Mikael Böök

Loviisa

PS Pardon, la Finlande, c'est évidemment le Nord-Est! And once I am on it, why don't I add the idea in English, too:

The link between nuclear weapons and great power status can be broken in Europe, by the peoples of Europe. We need a pro-European movement for European Nuclear Disarmament. Pro-European means being in favour of establishing a democratic European state - a real European Union.

Not to speak about the need to uncover the links between the austerity measures and all the money that goes into the military-industrial production and consumption (the EADS, the BAE, the Finmeccanica, the missile defence systems, the "nuclear capable" aircraft), and so on... Greetings to Frankfurt! the same

Tuesday 20 December 2011

Summary

Dear forum goers,
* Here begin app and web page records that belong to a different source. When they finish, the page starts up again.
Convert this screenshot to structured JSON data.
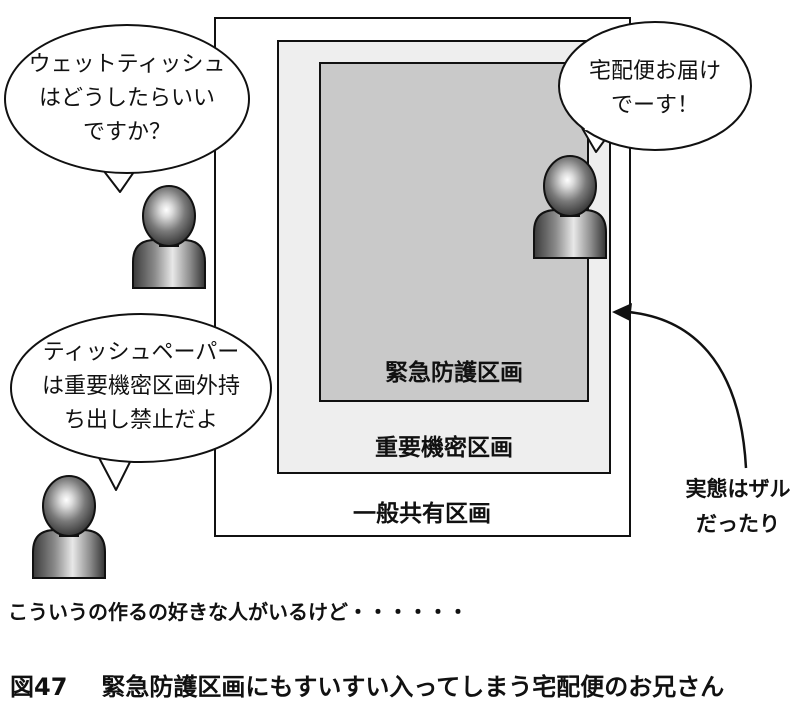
{
  "zones": {
    "outer_label": "一般共有区画",
    "middle_label": "重要機密区画",
    "inner_label": "緊急防護区画"
  },
  "speech": {
    "bubble1_lines": [
      "ウェットティッシュ",
      "はどうしたらいい",
      "ですか？"
    ],
    "bubble2_lines": [
      "宅配便お届け",
      "でーす！"
    ],
    "bubble3_lines": [
      "ティッシュペーパー",
      "は重要機密区画外持",
      "ち出し禁止だよ"
    ]
  },
  "annotation": {
    "lines": [
      "実態はザル",
      "だったり"
    ]
  },
  "bottom_text": "こういうの作るの好きな人がいるけど・・・・・・",
  "caption": {
    "number": "図47",
    "title": "緊急防護区画にもすいすい入ってしまう宅配便のお兄さん"
  },
  "colors": {
    "outer_fill": "#ffffff",
    "middle_fill": "#eeeeee",
    "inner_fill": "#c9c9c9",
    "stroke": "#111111"
  }
}
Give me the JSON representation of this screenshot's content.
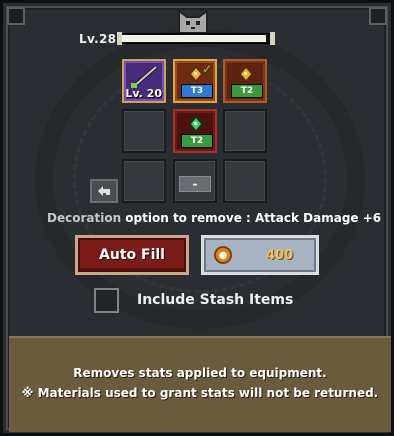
{
  "header": {
    "level_label": "Lv.28",
    "xp_progress": 0.97
  },
  "slots": {
    "equipped_level": "Lv. 20",
    "tier_3": "T3",
    "tier_2a": "T2",
    "tier_2b": "T2"
  },
  "decoration": {
    "option_label": "Decoration",
    "option_text": "option to remove : Attack Damage +6"
  },
  "buttons": {
    "auto_fill": "Auto Fill",
    "cost": "400",
    "minus": "-"
  },
  "stash": {
    "label": "Include Stash Items"
  },
  "info": {
    "line1": "Removes stats applied to equipment.",
    "line2": "※ Materials used to grant stats will not be returned."
  },
  "colors": {
    "auto_fill_bg": "#7a1c18",
    "cost_bg": "#a7b3c2",
    "tier3": "#2f7bd4",
    "tier2": "#3a9a3c",
    "info_bg": "#6a5a3e"
  }
}
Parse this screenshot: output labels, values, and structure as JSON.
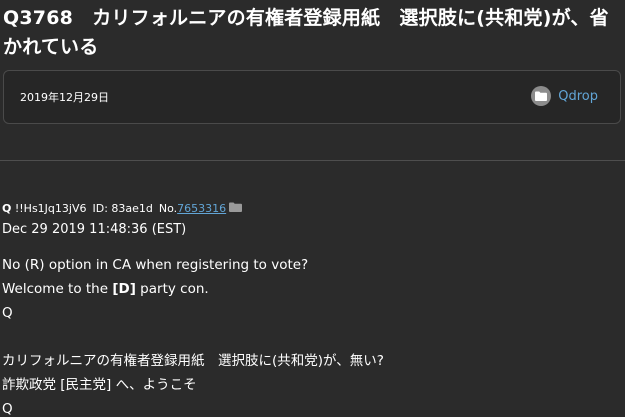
{
  "title": "Q3768　カリフォルニアの有権者登録用紙　選択肢に(共和党)が、省かれている",
  "meta": {
    "date": "2019年12月29日",
    "source_icon": "folder-icon",
    "source_label": "Qdrop"
  },
  "post": {
    "author": "Q",
    "tripcode": "!!Hs1Jq13jV6",
    "id_label": "ID:",
    "id_value": "83ae1d",
    "no_label": "No.",
    "no_value": "7653316",
    "timestamp": "Dec 29 2019 11:48:36 (EST)",
    "body": {
      "line1": "No (R) option in CA when registering to vote?",
      "line2_pre": "Welcome to the ",
      "line2_bold": "[D]",
      "line2_post": " party con.",
      "line3": "Q",
      "line4": "カリフォルニアの有権者登録用紙　選択肢に(共和党)が、無い?",
      "line5": "詐欺政党 [民主党] へ、ようこそ",
      "line6": "Q"
    }
  },
  "colors": {
    "background": "#2b2b2b",
    "panel": "#262626",
    "link": "#62a5d6",
    "text": "#ffffff"
  }
}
hope you will have a good meeting. I cannot make it to Brussels today. Below, please find a short summary of my thoughts:

There is a necessary connection between any new constitution and the military strategy. To finish with the so called war on terror, working group 1 ought in my view to amend the draft treaty on EU which was approved by the representatives of several European peoples in February 1984. Points of departure for the re-drafting: the emerging informational hegemony of the internet; the dissolution of the military alliances, e.g. of NATO; the unilateral abolition of our weapons of mass destruction. Congo, and the millions of human beings killed there since the assassination of Lumumba, must also be kept in mind. Make the new draft even shorter and more gemeinverständlich than the draft from 1984. Make sure it will be swiftly translated into all languagues.

As for the debt crisis, let us all join the struggle of ATTAC for a tax on financial transactions. An FTT must not exclude the money trade. (1). Its purposes are two: to kill the financial speculation; to regulate the capitalists in order to give people power a better chance (2). The tax revenue should be spent on a useful purpose, e.g. on optical fiber networks owned by the public libraries, but that is not why an FTT is needed.

Warm regards,

Mikael

Explanations:

1: Presently, it seems that the EU-negotiators plan to introduce a financial transactions tax without a currency transactions tax. Source: Patomäki, Heikki: "Financial transaction tax (FTT): An analysis of the EU Commission proposal" (http://www.cttcampaigns.info/Patomaki_EU_FTT).

2: The capitalists are a group which roughly corresponds to that which is described by Nicholas Shaxson in his book Treasure Islands. Tax Havens and The Men Who Stole The World. Bodley Head 2011. People power (democracy) is our political goal. The old political system must go and the new system, which we call federation, must come in its stead.

- page 2 of 7 -